For many, superyachts are a pipe dream, beacons of beauty that are admired from afar as they glisten like diamonds in marinas from Monaco to St. Barths. However, the superyacht industry is big business on an international level.
It has incredible economic benefits and an annual turnover of €24 billion. In the last decade, the superyacht fleet has more than doubled and the industry directly employs around 165,000 personnel worldwide, either at sea or on shore.
Superyachts are pioneering powerhouses when it comes to developing innovative design and technology as well as avant-garde sustainability practices. Times are changing at lightning speed; there is a new generation of superyacht owners who are redefining superyacht ownership. So what will this look like for the future of superyachts?
We spoke to a titan of the industry, Stewart Campbell, Editor-in-Chief of Boat International, the global authority in superyachting and Charlotte Thomas, Editor-in-Chief of the Super Yacht Life Foundation which champions the people, places and projects in superyachting to find out more.

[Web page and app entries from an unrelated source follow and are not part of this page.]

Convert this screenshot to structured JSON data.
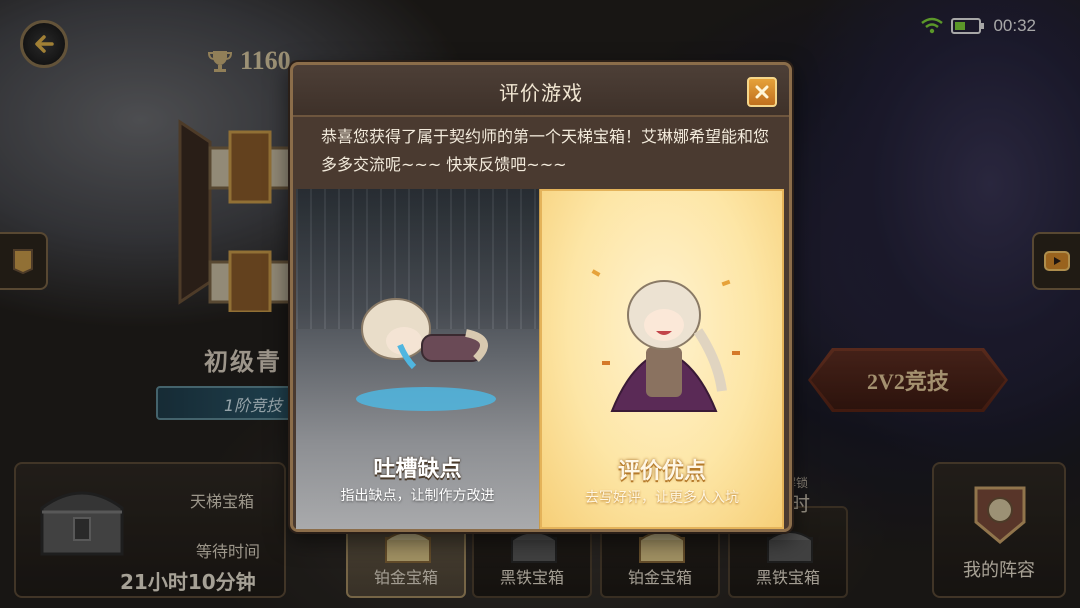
{
  "status_bar": {
    "time": "00:32"
  },
  "header": {
    "trophy_value": "1160"
  },
  "background": {
    "rank_title": "初级青",
    "rank_sub": "1阶竞技",
    "v2_button": "2V2竞技"
  },
  "chest_panel": {
    "name": "天梯宝箱",
    "wait_label": "等待时间",
    "wait_time": "21小时10分钟"
  },
  "slots": [
    {
      "label": "铂金宝箱",
      "active": true
    },
    {
      "label": "黑铁宝箱",
      "active": false
    },
    {
      "label": "铂金宝箱",
      "active": false
    },
    {
      "label": "黑铁宝箱",
      "active": false
    }
  ],
  "slot_fragments": {
    "unlock": "解锁",
    "time": "时"
  },
  "lineup": {
    "label": "我的阵容"
  },
  "modal": {
    "title": "评价游戏",
    "message": "恭喜您获得了属于契约师的第一个天梯宝箱！艾琳娜希望能和您多多交流呢~~~ 快来反馈吧~~~",
    "left_option": {
      "title": "吐槽缺点",
      "subtitle": "指出缺点，让制作方改进"
    },
    "right_option": {
      "title": "评价优点",
      "subtitle": "去写好评，让更多人入坑"
    }
  },
  "colors": {
    "accent_gold": "#e6a23a",
    "frame_brown": "#8b6d4a",
    "modal_bg": "#4a3a30"
  }
}
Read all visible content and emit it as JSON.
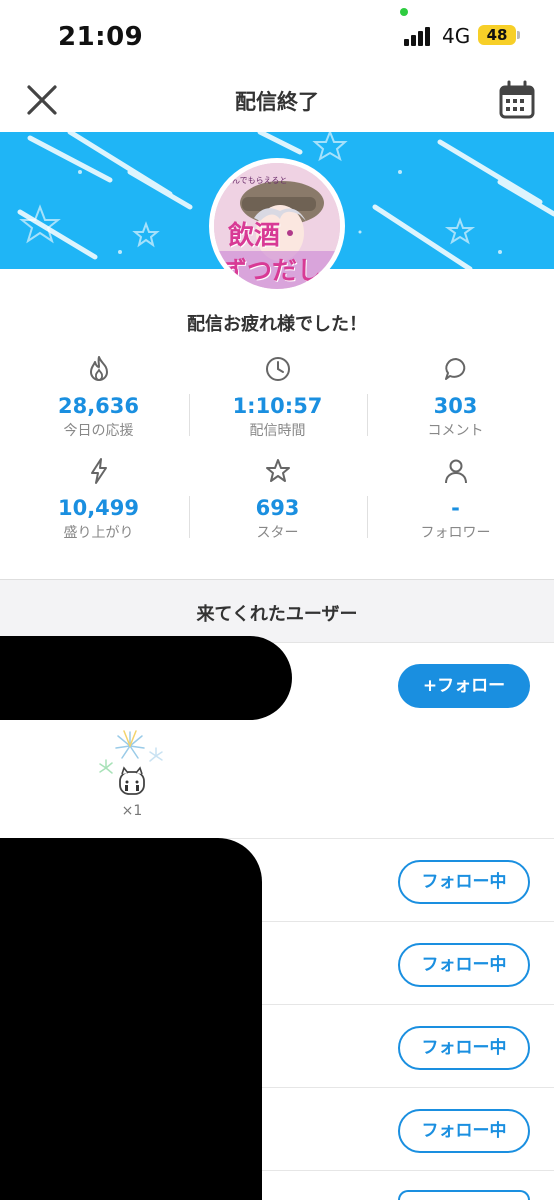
{
  "status_bar": {
    "time": "21:09",
    "network": "4G",
    "battery": "48"
  },
  "nav": {
    "title": "配信終了",
    "close_icon": "close-icon",
    "calendar_icon": "calendar-icon"
  },
  "banner": {
    "avatar_text_line1": "飲酒",
    "avatar_text_line2": "ずつだし"
  },
  "greeting": "配信お疲れ様でした！",
  "stats": [
    {
      "icon": "flame-icon",
      "value": "28,636",
      "label": "今日の応援"
    },
    {
      "icon": "clock-icon",
      "value": "1:10:57",
      "label": "配信時間"
    },
    {
      "icon": "comment-icon",
      "value": "303",
      "label": "コメント"
    },
    {
      "icon": "lightning-icon",
      "value": "10,499",
      "label": "盛り上がり"
    },
    {
      "icon": "star-icon",
      "value": "693",
      "label": "スター"
    },
    {
      "icon": "person-icon",
      "value": "-",
      "label": "フォロワー"
    }
  ],
  "section": {
    "title": "来てくれたユーザー"
  },
  "users": {
    "follow_label": "+フォロー",
    "following_label": "フォロー中",
    "gift_count": "×1"
  },
  "colors": {
    "accent": "#1a8fe0",
    "banner": "#1fb5f6"
  }
}
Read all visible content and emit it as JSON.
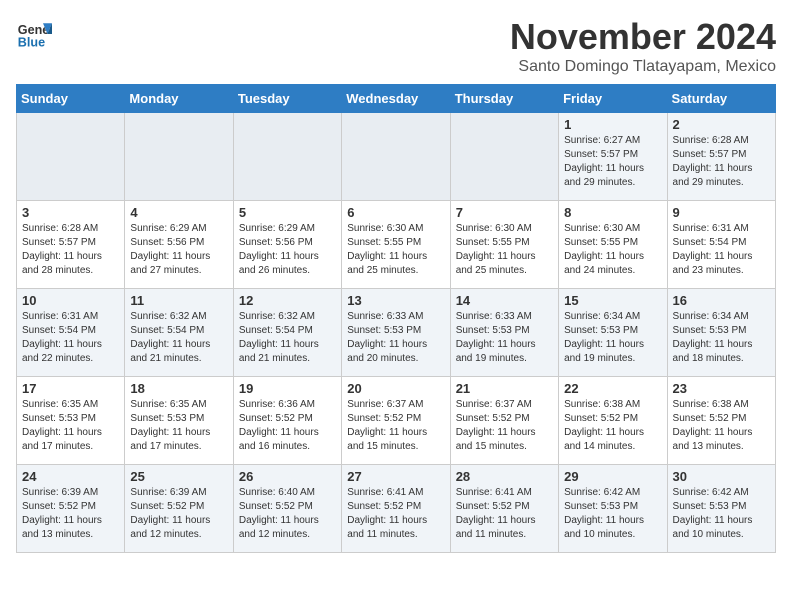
{
  "header": {
    "logo_general": "General",
    "logo_blue": "Blue",
    "month": "November 2024",
    "location": "Santo Domingo Tlatayapam, Mexico"
  },
  "days_of_week": [
    "Sunday",
    "Monday",
    "Tuesday",
    "Wednesday",
    "Thursday",
    "Friday",
    "Saturday"
  ],
  "weeks": [
    [
      {
        "day": "",
        "info": ""
      },
      {
        "day": "",
        "info": ""
      },
      {
        "day": "",
        "info": ""
      },
      {
        "day": "",
        "info": ""
      },
      {
        "day": "",
        "info": ""
      },
      {
        "day": "1",
        "info": "Sunrise: 6:27 AM\nSunset: 5:57 PM\nDaylight: 11 hours\nand 29 minutes."
      },
      {
        "day": "2",
        "info": "Sunrise: 6:28 AM\nSunset: 5:57 PM\nDaylight: 11 hours\nand 29 minutes."
      }
    ],
    [
      {
        "day": "3",
        "info": "Sunrise: 6:28 AM\nSunset: 5:57 PM\nDaylight: 11 hours\nand 28 minutes."
      },
      {
        "day": "4",
        "info": "Sunrise: 6:29 AM\nSunset: 5:56 PM\nDaylight: 11 hours\nand 27 minutes."
      },
      {
        "day": "5",
        "info": "Sunrise: 6:29 AM\nSunset: 5:56 PM\nDaylight: 11 hours\nand 26 minutes."
      },
      {
        "day": "6",
        "info": "Sunrise: 6:30 AM\nSunset: 5:55 PM\nDaylight: 11 hours\nand 25 minutes."
      },
      {
        "day": "7",
        "info": "Sunrise: 6:30 AM\nSunset: 5:55 PM\nDaylight: 11 hours\nand 25 minutes."
      },
      {
        "day": "8",
        "info": "Sunrise: 6:30 AM\nSunset: 5:55 PM\nDaylight: 11 hours\nand 24 minutes."
      },
      {
        "day": "9",
        "info": "Sunrise: 6:31 AM\nSunset: 5:54 PM\nDaylight: 11 hours\nand 23 minutes."
      }
    ],
    [
      {
        "day": "10",
        "info": "Sunrise: 6:31 AM\nSunset: 5:54 PM\nDaylight: 11 hours\nand 22 minutes."
      },
      {
        "day": "11",
        "info": "Sunrise: 6:32 AM\nSunset: 5:54 PM\nDaylight: 11 hours\nand 21 minutes."
      },
      {
        "day": "12",
        "info": "Sunrise: 6:32 AM\nSunset: 5:54 PM\nDaylight: 11 hours\nand 21 minutes."
      },
      {
        "day": "13",
        "info": "Sunrise: 6:33 AM\nSunset: 5:53 PM\nDaylight: 11 hours\nand 20 minutes."
      },
      {
        "day": "14",
        "info": "Sunrise: 6:33 AM\nSunset: 5:53 PM\nDaylight: 11 hours\nand 19 minutes."
      },
      {
        "day": "15",
        "info": "Sunrise: 6:34 AM\nSunset: 5:53 PM\nDaylight: 11 hours\nand 19 minutes."
      },
      {
        "day": "16",
        "info": "Sunrise: 6:34 AM\nSunset: 5:53 PM\nDaylight: 11 hours\nand 18 minutes."
      }
    ],
    [
      {
        "day": "17",
        "info": "Sunrise: 6:35 AM\nSunset: 5:53 PM\nDaylight: 11 hours\nand 17 minutes."
      },
      {
        "day": "18",
        "info": "Sunrise: 6:35 AM\nSunset: 5:53 PM\nDaylight: 11 hours\nand 17 minutes."
      },
      {
        "day": "19",
        "info": "Sunrise: 6:36 AM\nSunset: 5:52 PM\nDaylight: 11 hours\nand 16 minutes."
      },
      {
        "day": "20",
        "info": "Sunrise: 6:37 AM\nSunset: 5:52 PM\nDaylight: 11 hours\nand 15 minutes."
      },
      {
        "day": "21",
        "info": "Sunrise: 6:37 AM\nSunset: 5:52 PM\nDaylight: 11 hours\nand 15 minutes."
      },
      {
        "day": "22",
        "info": "Sunrise: 6:38 AM\nSunset: 5:52 PM\nDaylight: 11 hours\nand 14 minutes."
      },
      {
        "day": "23",
        "info": "Sunrise: 6:38 AM\nSunset: 5:52 PM\nDaylight: 11 hours\nand 13 minutes."
      }
    ],
    [
      {
        "day": "24",
        "info": "Sunrise: 6:39 AM\nSunset: 5:52 PM\nDaylight: 11 hours\nand 13 minutes."
      },
      {
        "day": "25",
        "info": "Sunrise: 6:39 AM\nSunset: 5:52 PM\nDaylight: 11 hours\nand 12 minutes."
      },
      {
        "day": "26",
        "info": "Sunrise: 6:40 AM\nSunset: 5:52 PM\nDaylight: 11 hours\nand 12 minutes."
      },
      {
        "day": "27",
        "info": "Sunrise: 6:41 AM\nSunset: 5:52 PM\nDaylight: 11 hours\nand 11 minutes."
      },
      {
        "day": "28",
        "info": "Sunrise: 6:41 AM\nSunset: 5:52 PM\nDaylight: 11 hours\nand 11 minutes."
      },
      {
        "day": "29",
        "info": "Sunrise: 6:42 AM\nSunset: 5:53 PM\nDaylight: 11 hours\nand 10 minutes."
      },
      {
        "day": "30",
        "info": "Sunrise: 6:42 AM\nSunset: 5:53 PM\nDaylight: 11 hours\nand 10 minutes."
      }
    ]
  ]
}
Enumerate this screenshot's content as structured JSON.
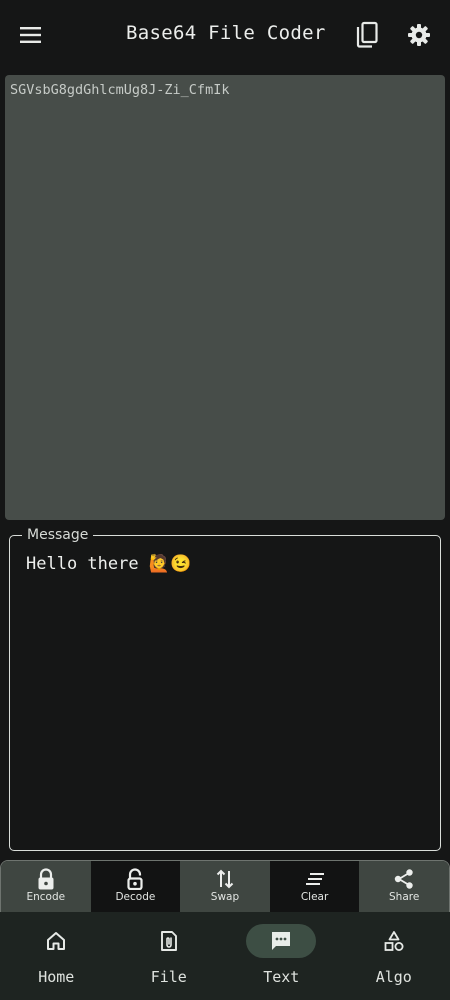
{
  "app": {
    "title": "Base64 File Coder",
    "icons": {
      "menu": "menu-icon",
      "copy": "copy-icon",
      "settings": "settings-icon"
    }
  },
  "output": {
    "value": "SGVsbG8gdGhlcmUg8J-Zi_CfmIk"
  },
  "message": {
    "label": "Message",
    "value": "Hello there 🙋😉"
  },
  "actions": [
    {
      "label": "Encode",
      "icon": "lock-icon"
    },
    {
      "label": "Decode",
      "icon": "unlock-icon"
    },
    {
      "label": "Swap",
      "icon": "swap-vertical-icon"
    },
    {
      "label": "Clear",
      "icon": "clear-lines-icon"
    },
    {
      "label": "Share",
      "icon": "share-icon"
    }
  ],
  "nav": {
    "active": "Text",
    "items": [
      {
        "label": "Home",
        "icon": "home-icon"
      },
      {
        "label": "File",
        "icon": "file-attachment-icon"
      },
      {
        "label": "Text",
        "icon": "message-icon"
      },
      {
        "label": "Algo",
        "icon": "shapes-icon"
      }
    ]
  },
  "colors": {
    "background": "#151616",
    "output_box": "#474d49",
    "nav_background": "#1e2421",
    "nav_active_pill": "#3d4e44",
    "action_light": "#3f4641",
    "action_dark": "#121313"
  }
}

Stewart revealed, “Nowadays comfort is king. For the first generation of superyachts owners, it was all about darker, heavier interiors – and a fair amount of bling. The new generation aren’t interested in that, they just want a place to escape that is comfortable for them and their families.”
Charlotte agreed, “Owners with unlimited wealth used design as a status symbol. They fitted as many gold taps as they possibly could onto their boat; thank god those days are over.”
Stewart added, “Owners are getting younger. More people have come into the industry in the last couple of years than have ever come in a single flurry before. The industry has been absolutely on fire.”
One of the most expensive yachts in the world is 162 metre Eclipse, which is reported to be owned by Roman Abramovich. It was designed by Terry Disdale and built by Blohm + Voss with two swimming pools, two helipads and many hot tubs. What is most impressive is its security system which reportedly includes bulletproof windows, an anti-paparazzi shield and a submarine which can transport guests 164 feet below the surface of the ocean.
The new dynamic generation of superyacht owners aren’t concerned with ostentatious displays of wealth; the gold taps are being replaced with an investment in avant-garde technology and more minimalistic designs.
Stewart said, “Owners are getting a lot more sensible with their choices, using fewer rare materials and wanting less formality.”
He added, “The people buying 50 metre boats aren’t princes or billionaires, they’re often just people who have done very well in business and want somewhere to escape with their families. Every superyacht owner will tell you that a yacht brings families together in a way a villa, for instance, never could.”
Stewart explained, “Superyachts this size also give you an opportunity to live in the closest possible proximity to the water, the new generation are embracing a more seamless design that brings water closer than ever before. This means lots of spaces that really blur the lines between the interior and exterior. It still incredibly luxurious, but it’s a bit more of a barefoot philosophy.”
Superyachts offer the opportunity to live in true harmony with the aquatic environment and the new generation are embracing a more seamless design that brings water closer than ever before.
Stewart explained, “It is the ultimate articulation, the inside, outside expression. Allowing you to get close to the sea whilst in a luxurious environment.”
Sinot Yacht Architecture & Design presented the ultimate yacht for the new generation in 2022. Poetry is a stunning 130-meter superyacht concept and a spectacularly beautiful home on water.
At the heart of Poetry is its deep connection with the water, through the decks which flow to the infinity pool, slowly descending towards sea level. The sea pool is a wonder, created by lowering one of the hatches under the sea level, extending a filtering bulwark to allow the seawater to rush in for the ultimate saltwater dip.
Many pioneering technologies are developed by shipyards and tech companies are rising to the challenge to enhance groundbreaking onboard entertainment and security features.
American computer engineer Bill Joy is one of those pioneers. He developed his sailing boat Ethereal around fuel cells when they were only used in spacecraft but not viable for everyday transport.
Charlotte elaborated, “The industry has a long history of brave owners who push boundaries, particularly with technological developments. Joy put millions of his own money into developing fuel cell technology. Now you can almost buy them off the shelf. They are going to be the future of transport.”
Michael Blake, president of Palladium Technologies developed AI for 40 years, he then retired and got bored so he developed bridge systems.
Charlotte explained, “His inspiration was the film Minority Report, where they’re moving things around with transparent screens. Now Minority Report style control systems are being installed on a couple of the superyachts.”
She exclaimed, “First the tech is on a yacht, then it’s in your home and your car, it’s so exciting.”
With so many emerging technologies developing, the superyacht industry seems to have secured a thrillingly innovative, responsible and sustainable future.
Charlotte revealed, “We are driving the future. Some of the technologies we are producing will revolutionise other sectors. This industry isn’t just about an oligarch and his $500 million yacht.”